I did have one version in Beirut with a meat topping (kawarma) although our recipe is spicier and, dare I say, better. It makes a great supper with flatbread on the side. In the Middle East, hummus is often eaten for breakfast. In Israel they serve it with small, sweet onions (nothing like the harsh onions we are used to).
I have also posted a few photos from this year’s Old Home Day Parade that I described in last month’s letter. I feel very lucky to live in a town where people cheer at fire trucks going by and where the firefighters volunteer their time and purchase their own gear.
Old Home Day
All you need is a flatbed, a tractor and a statue and you're all set for the parade!
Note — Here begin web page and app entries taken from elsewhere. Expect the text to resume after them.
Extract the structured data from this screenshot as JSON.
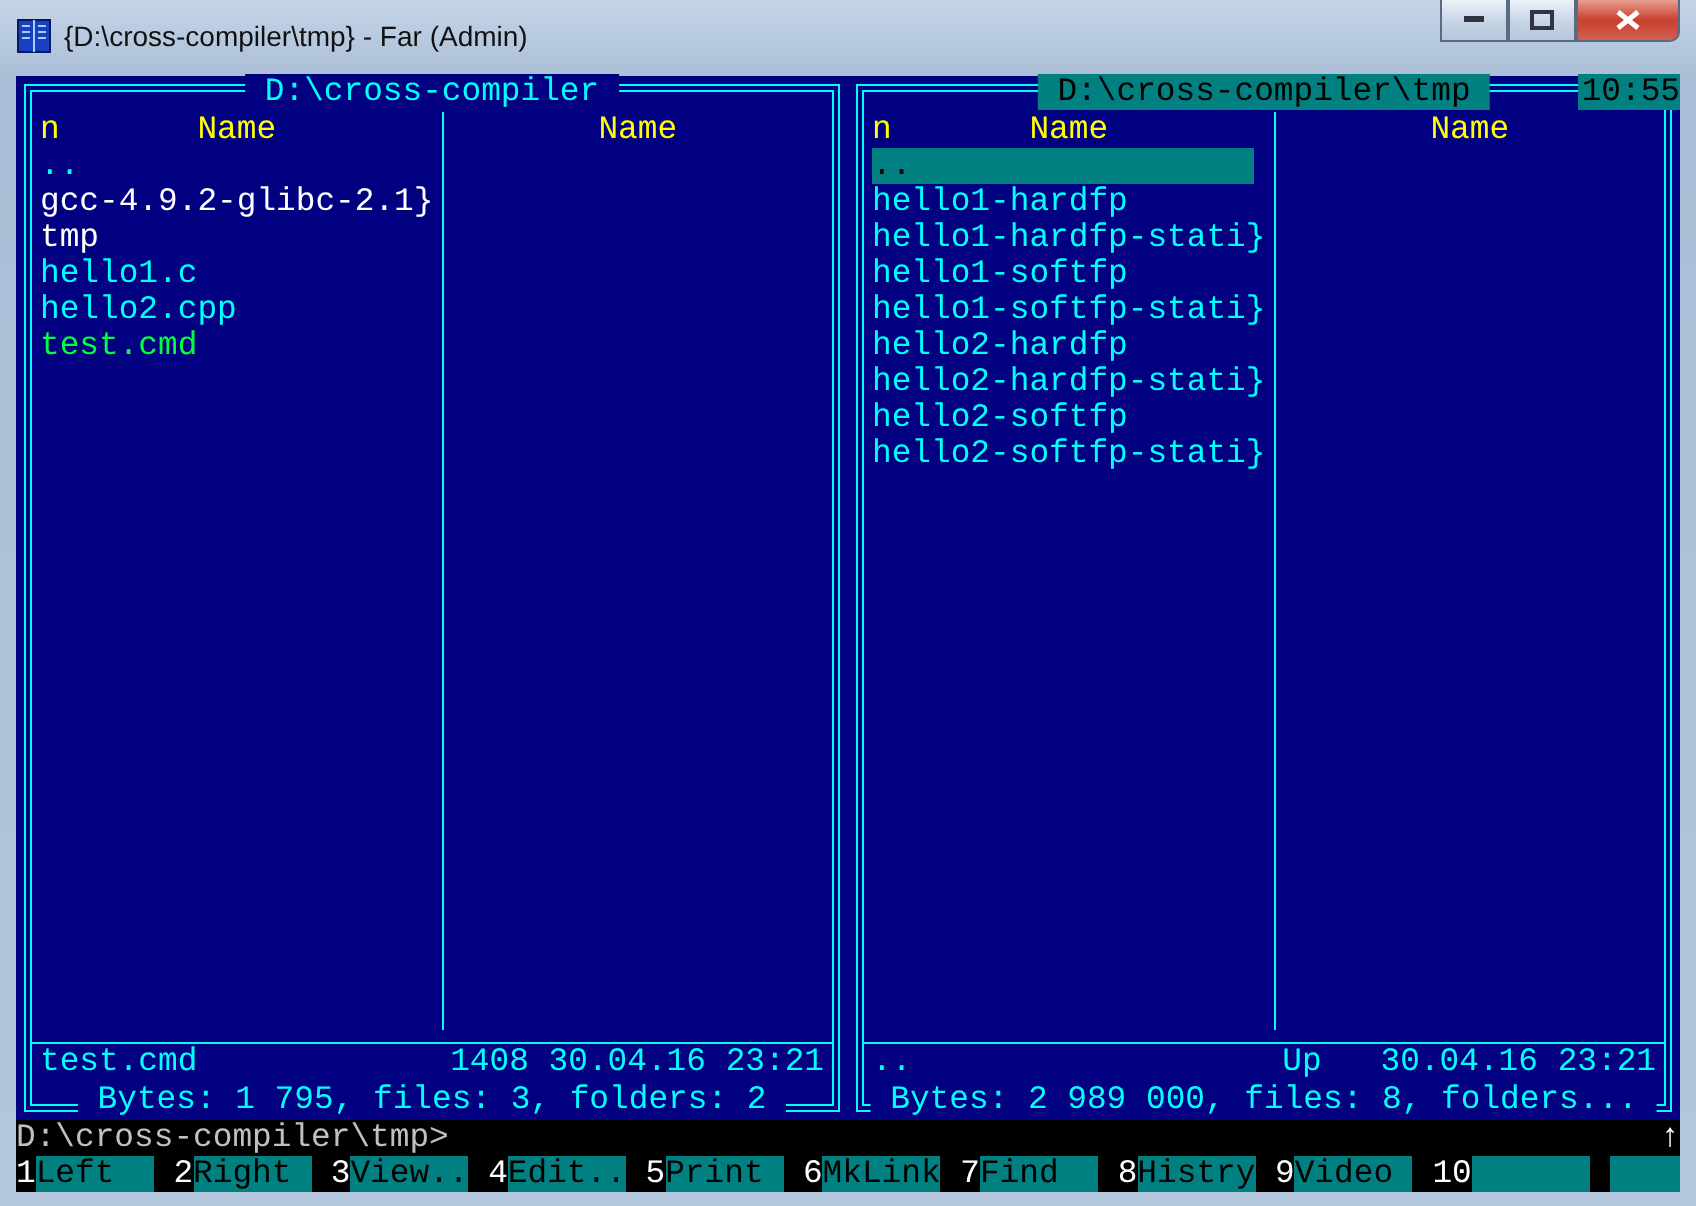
{
  "window": {
    "title": "{D:\\cross-compiler\\tmp} - Far (Admin)"
  },
  "clock": "10:55",
  "panels": [
    {
      "title": "D:\\cross-compiler",
      "active": false,
      "sort_mark": "n",
      "column_names": [
        "Name",
        "Name"
      ],
      "files": [
        {
          "name": "..",
          "kind": "up",
          "selected": false
        },
        {
          "name": "gcc-4.9.2-glibc-2.1}",
          "kind": "dir",
          "selected": false
        },
        {
          "name": "tmp",
          "kind": "dir",
          "selected": false
        },
        {
          "name": "hello1.c",
          "kind": "file",
          "selected": false
        },
        {
          "name": "hello2.cpp",
          "kind": "file",
          "selected": false
        },
        {
          "name": "test.cmd",
          "kind": "exec",
          "selected": false
        }
      ],
      "status": {
        "name": "test.cmd",
        "size": "1408",
        "date": "30.04.16",
        "time": "23:21"
      },
      "summary": "Bytes: 1 795, files: 3, folders: 2"
    },
    {
      "title": "D:\\cross-compiler\\tmp",
      "active": true,
      "sort_mark": "n",
      "column_names": [
        "Name",
        "Name"
      ],
      "files": [
        {
          "name": "..",
          "kind": "up",
          "selected": true
        },
        {
          "name": "hello1-hardfp",
          "kind": "file",
          "selected": false
        },
        {
          "name": "hello1-hardfp-stati}",
          "kind": "file",
          "selected": false
        },
        {
          "name": "hello1-softfp",
          "kind": "file",
          "selected": false
        },
        {
          "name": "hello1-softfp-stati}",
          "kind": "file",
          "selected": false
        },
        {
          "name": "hello2-hardfp",
          "kind": "file",
          "selected": false
        },
        {
          "name": "hello2-hardfp-stati}",
          "kind": "file",
          "selected": false
        },
        {
          "name": "hello2-softfp",
          "kind": "file",
          "selected": false
        },
        {
          "name": "hello2-softfp-stati}",
          "kind": "file",
          "selected": false
        }
      ],
      "status": {
        "name": "..",
        "size": "Up",
        "date": "30.04.16",
        "time": "23:21"
      },
      "summary": "Bytes: 2 989 000, files: 8, folders..."
    }
  ],
  "command_line": {
    "prompt": "D:\\cross-compiler\\tmp>",
    "scroll_indicator": "↑"
  },
  "keybar": [
    {
      "key": "1",
      "label": "Left"
    },
    {
      "key": "2",
      "label": "Right"
    },
    {
      "key": "3",
      "label": "View.."
    },
    {
      "key": "4",
      "label": "Edit.."
    },
    {
      "key": "5",
      "label": "Print"
    },
    {
      "key": "6",
      "label": "MkLink"
    },
    {
      "key": "7",
      "label": "Find"
    },
    {
      "key": "8",
      "label": "Histry"
    },
    {
      "key": "9",
      "label": "Video"
    },
    {
      "key": "10"
    }
  ]
}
The theme this year was "Heroes." Jed, one of my neighbors, did a float with Mr. Rogers as the hero complete with working trolley.
He also built a walking tree with an owl!
Big sign for a small kid.
The biggest float was this one with the Revolutionary War as a theme. They fought the battle up and down Main Street.
Green Mountain Boys (and Women of course)
Not quite sure what this walking coffin was up to.
Fire trucks come from all the neighboring towns. They throw candy to the kids as they go by.
This float was about sugar makers, our Vermont Heroes. Our family makes maple syrup but we don't always feel like heroes!
We like to remember our veterans here in Vermont.
Everyone gets to drive something, even the elementary school set.
My neighbor Doug, like lots of old-timers, keeps a wall of license plates on his barn. Some of them are only three digits.
Marching bands are am important part of the Old Home Day parade very year.
Vermont mice are determined! This one chewed a hole in the back of a thermostat to get out.